Whatever Assange's intentions were when he started WikiLeaks, "what he's really become is a direct participant in Russian efforts to undermine the West and a dedicated accomplice in efforts to undermine American security," said Sen. Mark Warner (D-Virginia), ranking member of the Senate Intelligence Committee and one of the leading champions of 'Russiagate.'


Intelligence Committee chair Richard Burr (R-North Carolina) agreed with Warner, as usual, saying Assange and WikiLeaks have "effectively acted as an arm of the Russian intelligence services for years."

Sen. Ben Sasse (R-Nebraska) called Assange "a wicked tool of Vladimir Putin and the Russian intelligence services" who "deserves to spend the rest of his life in prison."

House Foreign Relations Committee chair Eliot Engel (D-New York) also brought up Russiagate, saying Assange "time after time compromised the national security of the United States and our allies by publicly releasing classified government documents and confidential materials related to our 2016 presidential election."

Engel's committee also went after RT America reporter Dan Cohen, saying the First Amendment protected even "Russian propaganda outlets like the one you work for," but not "criminals who weaponize stolen information."

In 2016, WikiLeaks published Democratic National Committee documents showing that party officials were colluding to swing the primary election for Hillary Clinton - which was later confirmed in a memoir by DNC chair Donna Brazile. WikiLeaks also published emails from Clinton campaign chair John Podesta's private account, in the month leading up to the election.

Assange got no sympathy from the Trump administration, however, even though candidate Trump repeatedly told campaign rallies "I love WikiLeaks!" during the run-up to the 2016 election. Asked about Assange's arrest on Thursday, Trump told reporters:
I know nothing about Wikileaks. It's not my thing... I don't really have an opinion.
In September 2017, Trump's CIA Director Mike Pompeo, who also cheered WikiLeaks releases in 2016, called WikiLeaks an "enemy" of the US and described it as "akin to a hostile foreign intelligence service."


Comment: And finally, the unspeakable Killary couldn't resist gloating at the fate of the man who truth-telling contributed to her downfall.


hillary
© Reuters / Stephen Yang
Hillary Clinton didn't hold back her glee at the arrest of Julian Assange, mocking both the publisher who she blames for her failed presidential run and the man she lost to in a single "we came, we saw, he died" - level one-liner.

"I do think it's a little ironic that he may be the only foreigner that this administration would welcome to the United States," Clinton quipped onstage at a speaking event in New York, chuckling at her own wit and basking in the audience's mirth.

The former First Lady and failed presidential candidate was asked about the Wikileaks founder's arrest during the talk - which also included her husband - by moderator (and former Clinton staffer) Paul Begala, who set the stage by quipping that it "couldn't happen to a nicer guy" after reminding Clinton that she "had some familiarity with the work of Mr. Assange" to audience guffaws.

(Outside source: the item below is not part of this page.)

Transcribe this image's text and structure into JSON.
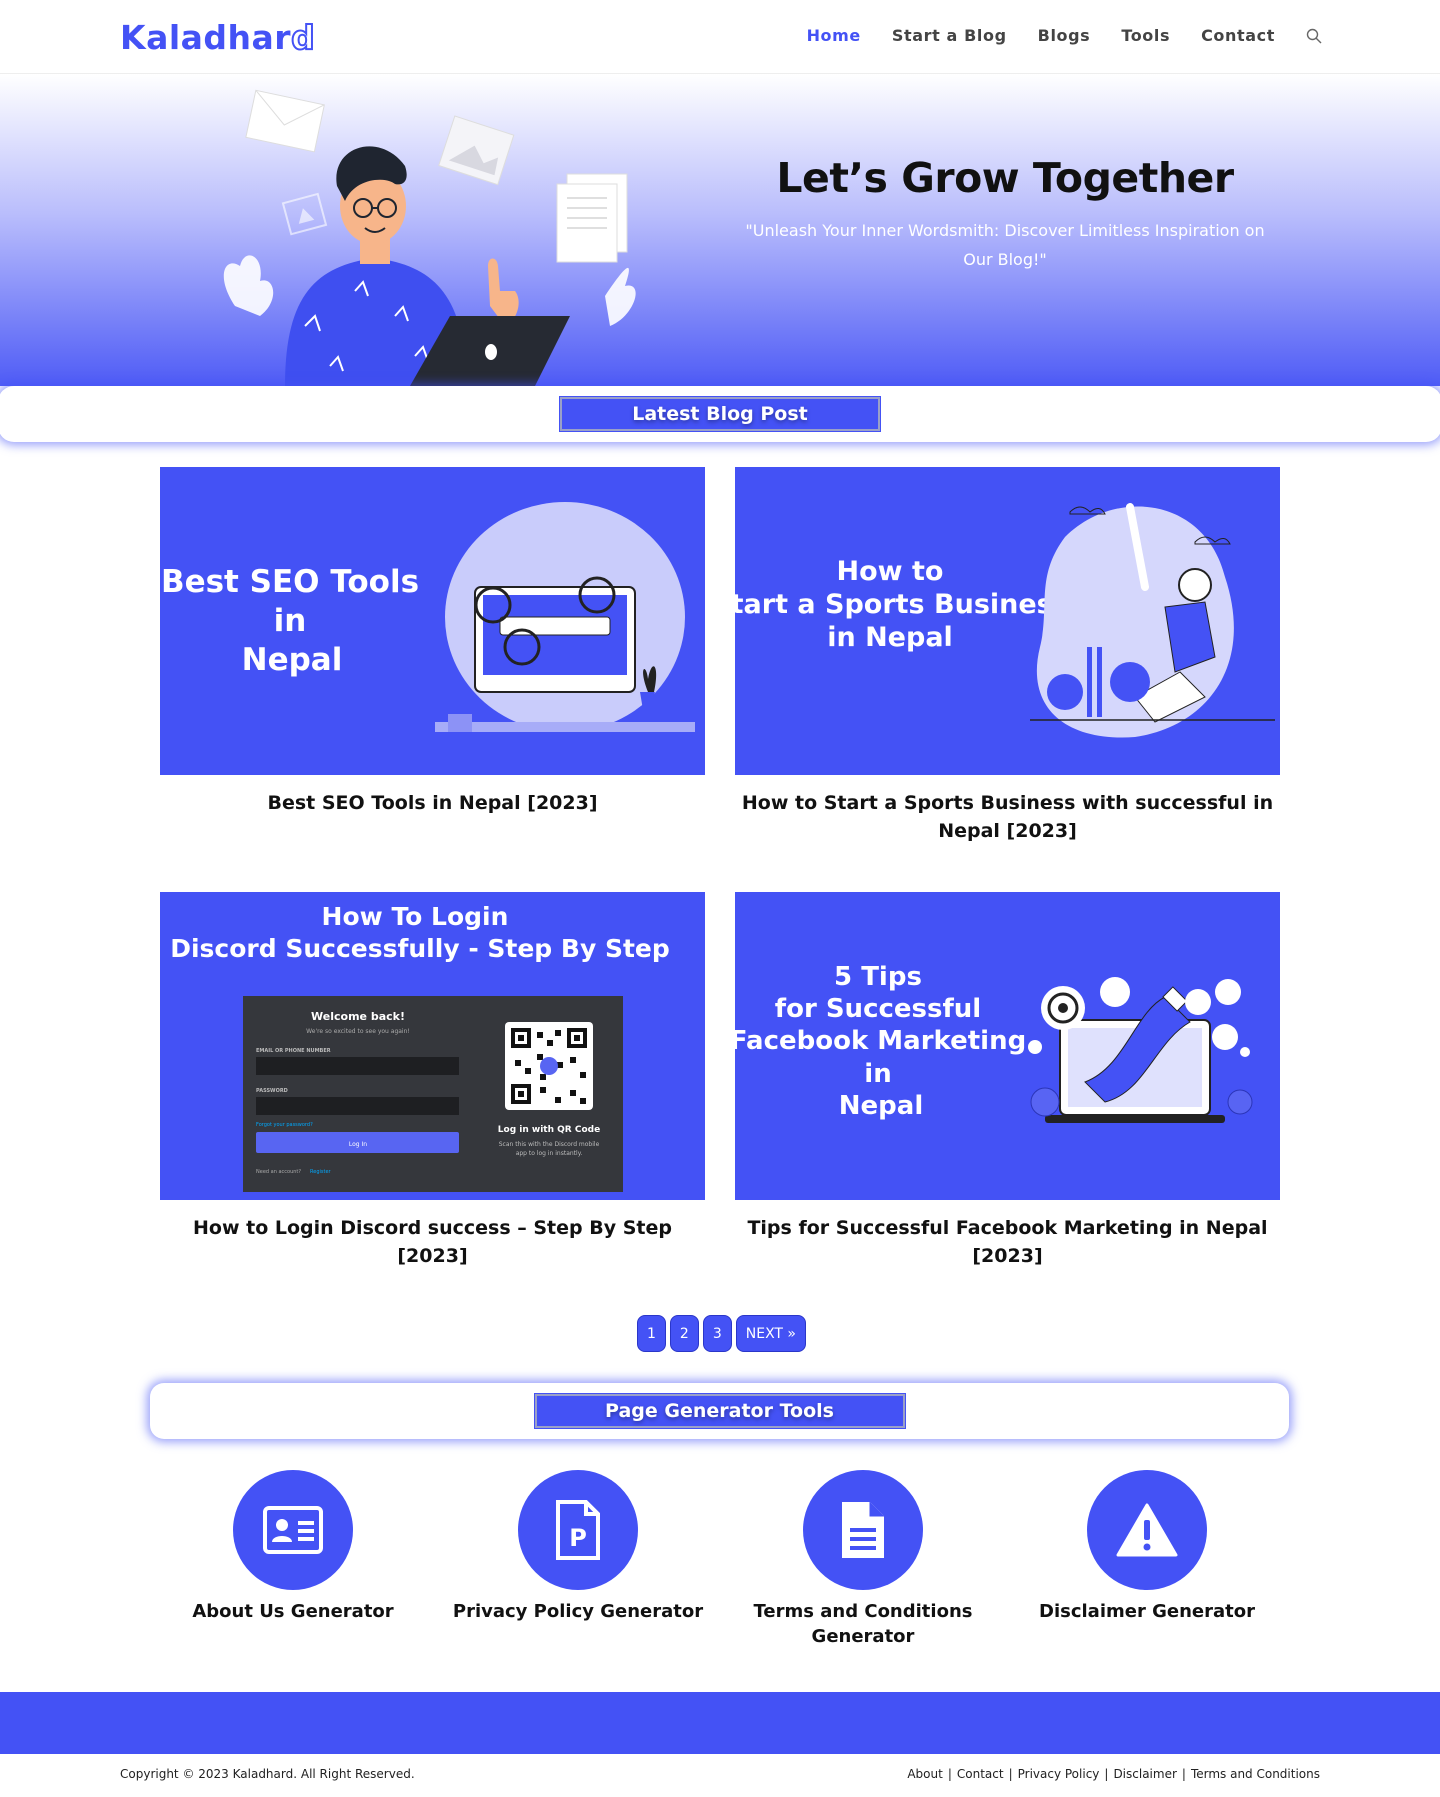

While Clinton had promised her audience before the talk not to mention President Donald Trump by name - a trick she stole from former president Barack Obama - she had no problem making excuses for his government's actions.

"It is clear from the indictment that came out that it's not about punishing journalism, it's about assisting the hacking of the military computer to steal information from the US government," she admonished. "The bottom line is that he has to answer for what he has done, at least as it's been charged."

WikiLeaks published thousands of incriminating and embarrassing private email messages stolen from former Clinton chief of staff John Podesta and the Democratic National Committee in the run-up to the 2016 election, exposing extensive corruption and malfeasance on the part of the Clinton campaign. Many - including Clinton herself - believe the leak cost her the election.